Here is an idea to give your window a new coordinated look with your house. Paint the frames. People always remember to paint wood frames, but all frames are paintable. I painted my aluminum frames black. This color causes the frame to recede from view when looking at the house from the front yard or sidewalk. Inside the house, the frame could match your color scheme for a room.
If you feel that draft during winter, you will want some of those insulation strips that are sold for windows. Purchase the right size! Bigger is not always better. Your window is designed to close in a certain position, and these strips could be too large. Look at your windows construction, and fill in the gaps with an appropriate insulator. One of the few times that I actually recommend silicone is for sealing around the window frame to help keep your air conditioned air in and the drafts out. Check to see that the silicone is right for you application. (Silicone is a great product when used in the proper way, but many people create new uses for it all the time).
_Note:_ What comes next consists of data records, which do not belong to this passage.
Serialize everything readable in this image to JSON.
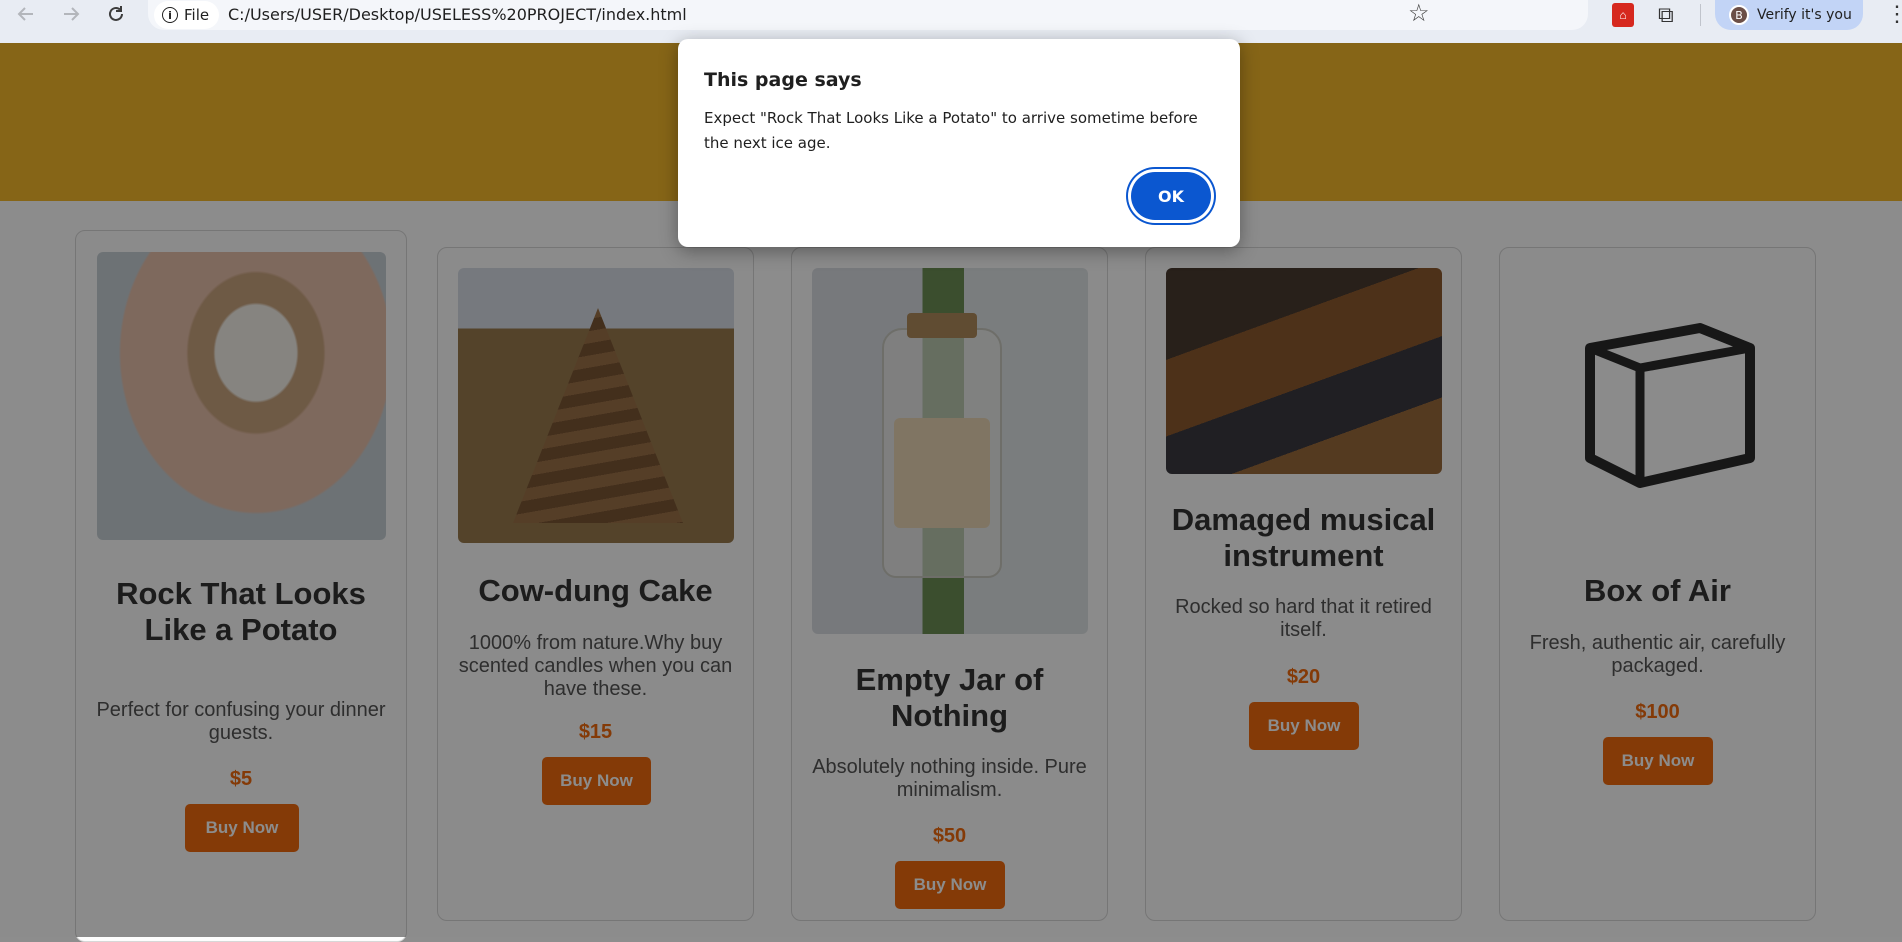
{
  "browser": {
    "back_icon": "arrow-left-icon",
    "forward_icon": "arrow-right-icon",
    "reload_icon": "reload-icon",
    "file_chip": "File",
    "url": "C:/Users/USER/Desktop/USELESS%20PROJECT/index.html",
    "profile_initial": "B",
    "verify_label": "Verify it's you"
  },
  "dialog": {
    "title": "This page says",
    "message": "Expect \"Rock That Looks Like a Potato\" to arrive sometime before the next ice age.",
    "ok_label": "OK"
  },
  "products": [
    {
      "name": "Rock That Looks Like a Potato",
      "description": "Perfect for confusing your dinner guests.",
      "price": "$5",
      "button": "Buy Now"
    },
    {
      "name": "Cow-dung Cake",
      "description": "1000% from nature.Why buy scented candles when you can have these.",
      "price": "$15",
      "button": "Buy Now"
    },
    {
      "name": "Empty Jar of Nothing",
      "description": "Absolutely nothing inside. Pure minimalism.",
      "price": "$50",
      "button": "Buy Now"
    },
    {
      "name": "Damaged musical instrument",
      "description": "Rocked so hard that it retired itself.",
      "price": "$20",
      "button": "Buy Now"
    },
    {
      "name": "Box of Air",
      "description": "Fresh, authentic air, carefully packaged.",
      "price": "$100",
      "button": "Buy Now"
    }
  ],
  "colors": {
    "banner": "#f5b92a",
    "accent": "#f06a0e",
    "dialog_button": "#0b57d0"
  }
}
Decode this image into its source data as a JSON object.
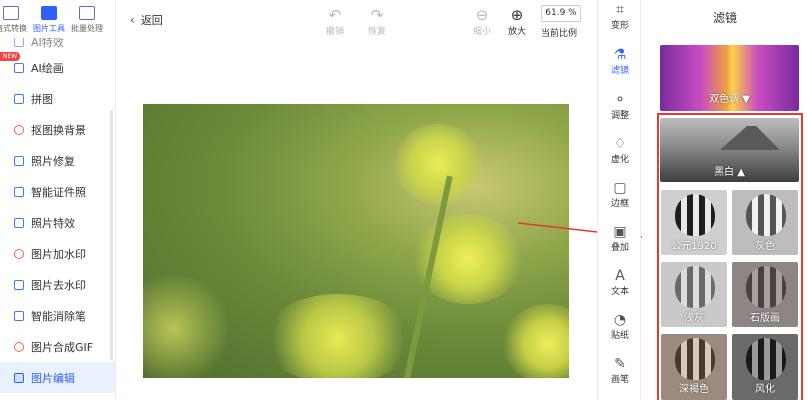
{
  "topnav": {
    "tabs": [
      {
        "label": "格式转换",
        "active": false
      },
      {
        "label": "图片工具",
        "active": true
      },
      {
        "label": "批量处理",
        "active": false
      }
    ]
  },
  "sidebar": {
    "new_badge": "NEW",
    "items": [
      {
        "label": "AI特效",
        "active": false
      },
      {
        "label": "AI绘画",
        "active": false
      },
      {
        "label": "拼图",
        "active": false
      },
      {
        "label": "抠图换背景",
        "active": false
      },
      {
        "label": "照片修复",
        "active": false
      },
      {
        "label": "智能证件照",
        "active": false
      },
      {
        "label": "照片特效",
        "active": false
      },
      {
        "label": "图片加水印",
        "active": false
      },
      {
        "label": "图片去水印",
        "active": false
      },
      {
        "label": "智能消除笔",
        "active": false
      },
      {
        "label": "图片合成GIF",
        "active": false
      },
      {
        "label": "图片编辑",
        "active": true
      }
    ]
  },
  "toolbar": {
    "back_label": "返回",
    "undo_label": "撤销",
    "redo_label": "恢复",
    "zoom_out_label": "缩小",
    "zoom_in_label": "放大",
    "zoom_value": "61.9 %",
    "zoom_caption": "当前比例"
  },
  "rail": {
    "items": [
      {
        "label": "变形",
        "icon": "crop-icon",
        "active": false
      },
      {
        "label": "滤镜",
        "icon": "flask-icon",
        "active": true
      },
      {
        "label": "调整",
        "icon": "adjust-icon",
        "active": false
      },
      {
        "label": "虚化",
        "icon": "drop-icon",
        "active": false
      },
      {
        "label": "边框",
        "icon": "frame-icon",
        "active": false
      },
      {
        "label": "叠加",
        "icon": "overlay-icon",
        "active": false
      },
      {
        "label": "文本",
        "icon": "text-icon",
        "active": false
      },
      {
        "label": "贴纸",
        "icon": "sticker-icon",
        "active": false
      },
      {
        "label": "画笔",
        "icon": "brush-icon",
        "active": false
      }
    ]
  },
  "panel": {
    "title": "滤镜",
    "categories": [
      {
        "label": "双色调 ▼"
      },
      {
        "label": "黑白 ▲"
      }
    ],
    "filters": [
      {
        "label": "公元1920"
      },
      {
        "label": "灰色"
      },
      {
        "label": "浅灰"
      },
      {
        "label": "石版画"
      },
      {
        "label": "深褐色"
      },
      {
        "label": "风化"
      }
    ]
  },
  "colors": {
    "accent": "#2f5fff",
    "highlight": "#e33b2e"
  }
}
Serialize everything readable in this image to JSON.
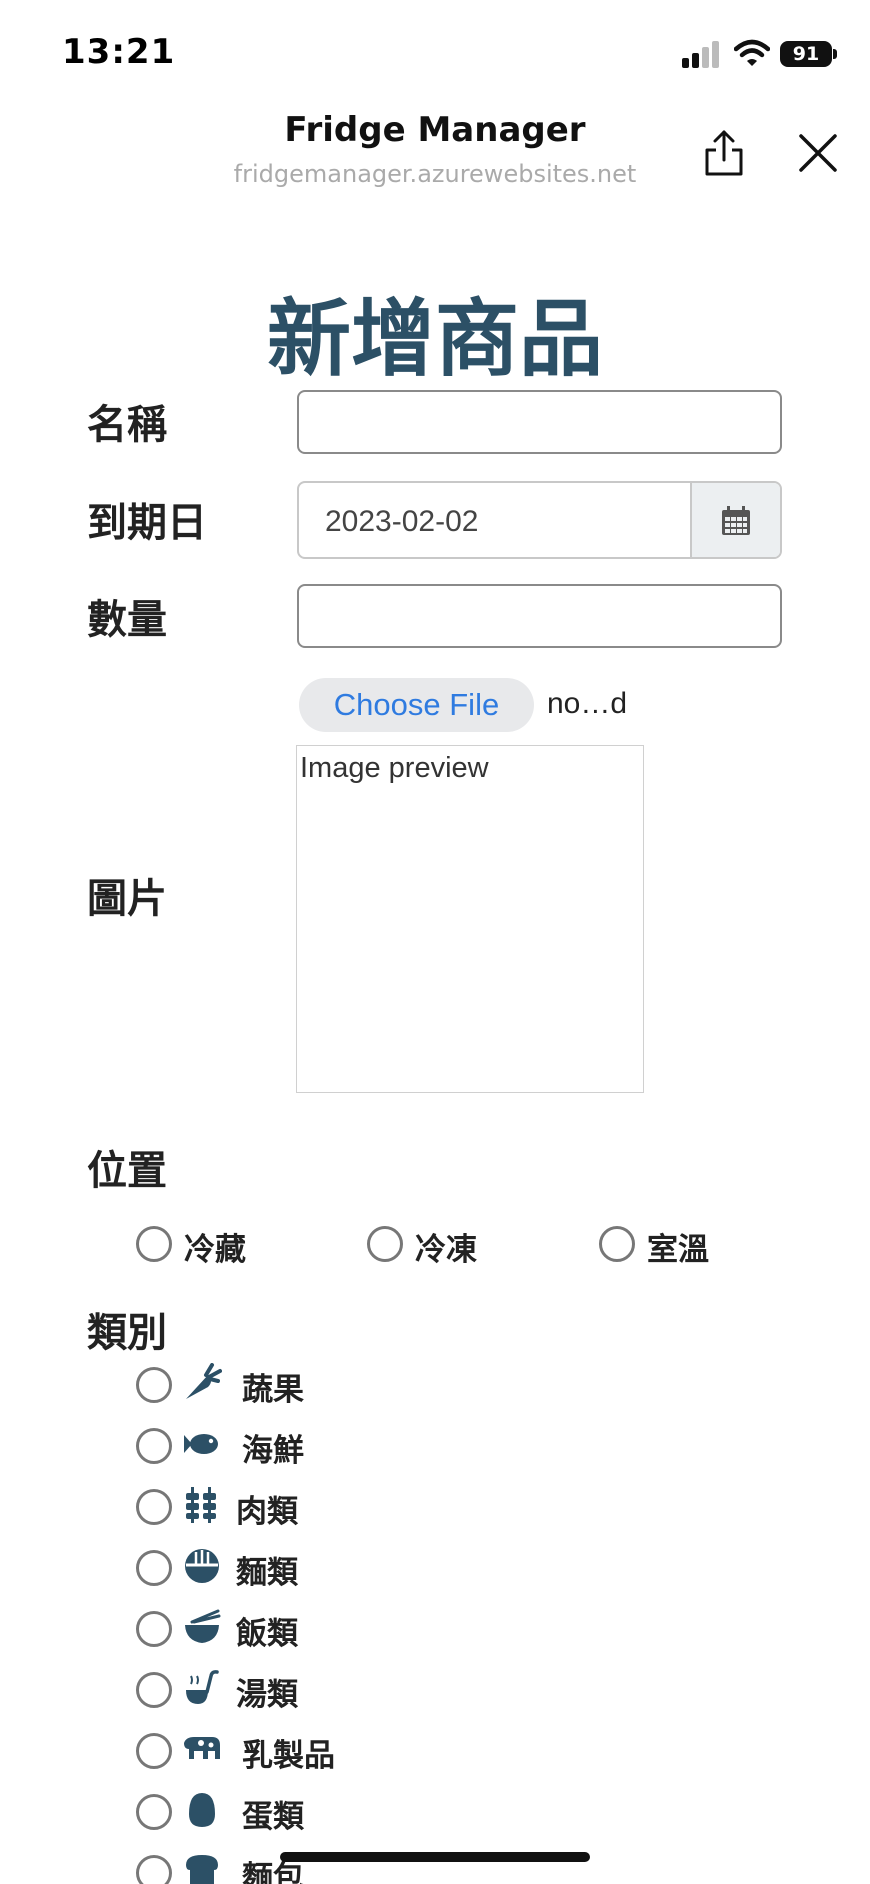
{
  "status_bar": {
    "time": "13:21",
    "battery": "91"
  },
  "browser": {
    "title": "Fridge Manager",
    "url": "fridgemanager.azurewebsites.net"
  },
  "form": {
    "title": "新增商品",
    "name_label": "名稱",
    "name_value": "",
    "expiry_label": "到期日",
    "expiry_value": "2023-02-02",
    "quantity_label": "數量",
    "quantity_value": "",
    "image_label": "圖片",
    "file_button": "Choose File",
    "file_name": "no…d",
    "preview_text": "Image preview"
  },
  "location": {
    "label": "位置",
    "options": [
      "冷藏",
      "冷凍",
      "室溫"
    ]
  },
  "category": {
    "label": "類別",
    "options": [
      {
        "label": "蔬果",
        "icon": "carrot-icon"
      },
      {
        "label": "海鮮",
        "icon": "fish-icon"
      },
      {
        "label": "肉類",
        "icon": "skewer-icon"
      },
      {
        "label": "麵類",
        "icon": "noodle-bowl-icon"
      },
      {
        "label": "飯類",
        "icon": "rice-bowl-icon"
      },
      {
        "label": "湯類",
        "icon": "ladle-icon"
      },
      {
        "label": "乳製品",
        "icon": "cow-icon"
      },
      {
        "label": "蛋類",
        "icon": "egg-icon"
      },
      {
        "label": "麵包",
        "icon": "bread-icon"
      }
    ]
  },
  "colors": {
    "title": "#2c5066",
    "link": "#2f7be0",
    "icon": "#2c5066"
  }
}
I hope this gives you some ideas and hints for your windows. Good luck. Just plan out your job by thinking through what you will need to do, and do not buy a specialty tool that you will never use again. Every contractor that I know adapts other tools to the task at hand, instead of lugging a lot of specialty tools around with him.